I Thought of You as Gold but You are Such a Pain - Photobook Dummy

Sehnsucht is a term that came into use during the German romantic period; it describes the longing to exist in a reality other than one’s own.
Places described as Sehnsuchtsorte are usually real – like Zanzibar. There are many reasons why Germans connect the name of an island on the eastern coast of Africa with such grand expectations. Most immediately, the tourism industry markets Zanzibar as a tropical paradise. While Zanzibar itself never fell under German administration, it was a site of overlapping imperial encounters, serving as a centre of the slave trade under Arabic rule before becoming a British protectorate in the nineteenth century. After the 1963 dissolution of its protectorate status, Zanzibar became part of the newly-formed postcolonial nation of Tanzania. For decades, Tanzania was one of the poorest countries in the world; while conditions have improved since the 1980s, it is still economically fragile. The German fantasy of Zanzibar as Sehnsuchtsort, then, exists in perpetual tension with the historical reality of Zanzibar as a product of unequal and often exploitative global developmental trends.
The photographer Mirjam Wählen was well aware of this tension when she traveled to Zanzibar. Her portraits acknowledge the educational, infrastructural, and health care disadvantages faced by locals, without fetishizing them. They approach Zanzibari culture with curiosity and respect, refusing the typical German Sehnsucht that has transformed Zanzibar into an imaginary utopia while robbing it of its history. Ironically, for some Africans, it is Europe that acts as a Sehnsuchtsort: promises of a better life in Europe drive dangerous migrations, leading some to death in the Mediterranean and others to an uncertain future in poorly-maintained camps or a state of legal limbo.

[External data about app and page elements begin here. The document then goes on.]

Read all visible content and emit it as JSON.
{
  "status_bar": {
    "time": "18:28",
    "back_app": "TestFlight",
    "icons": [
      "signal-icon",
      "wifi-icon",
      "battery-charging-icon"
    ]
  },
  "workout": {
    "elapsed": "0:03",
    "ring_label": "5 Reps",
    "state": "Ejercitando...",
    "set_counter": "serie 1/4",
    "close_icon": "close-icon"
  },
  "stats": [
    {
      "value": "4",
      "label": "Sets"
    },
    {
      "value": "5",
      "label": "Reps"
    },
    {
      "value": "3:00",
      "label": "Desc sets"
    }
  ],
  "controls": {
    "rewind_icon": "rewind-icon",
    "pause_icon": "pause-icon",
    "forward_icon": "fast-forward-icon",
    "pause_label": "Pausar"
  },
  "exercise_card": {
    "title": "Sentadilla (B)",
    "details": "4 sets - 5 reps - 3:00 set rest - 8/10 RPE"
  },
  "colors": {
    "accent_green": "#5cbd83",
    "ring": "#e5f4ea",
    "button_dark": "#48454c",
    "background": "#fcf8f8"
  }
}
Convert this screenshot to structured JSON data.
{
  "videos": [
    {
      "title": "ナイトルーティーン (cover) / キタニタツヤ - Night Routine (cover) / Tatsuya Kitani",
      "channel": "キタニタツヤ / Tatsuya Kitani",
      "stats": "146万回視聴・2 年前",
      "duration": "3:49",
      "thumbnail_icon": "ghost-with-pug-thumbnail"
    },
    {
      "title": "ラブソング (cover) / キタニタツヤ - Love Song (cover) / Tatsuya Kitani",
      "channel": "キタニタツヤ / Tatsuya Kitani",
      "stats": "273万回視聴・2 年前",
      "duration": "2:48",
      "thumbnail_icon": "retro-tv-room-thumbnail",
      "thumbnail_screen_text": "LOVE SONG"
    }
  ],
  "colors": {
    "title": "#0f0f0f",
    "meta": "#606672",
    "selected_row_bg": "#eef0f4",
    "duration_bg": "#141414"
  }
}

When Europeans pursue their Sehnsucht, the most they risk is disillusionment; when Africans pursue theirs, they risk their lives and freedom. The photos of Mirjam Wählen strive to replace Sehnsucht with a respectful perspective, a distance that nevertheless cares – a glimpse into a more multipolar reality. (edited) by Hendrik Lakeberg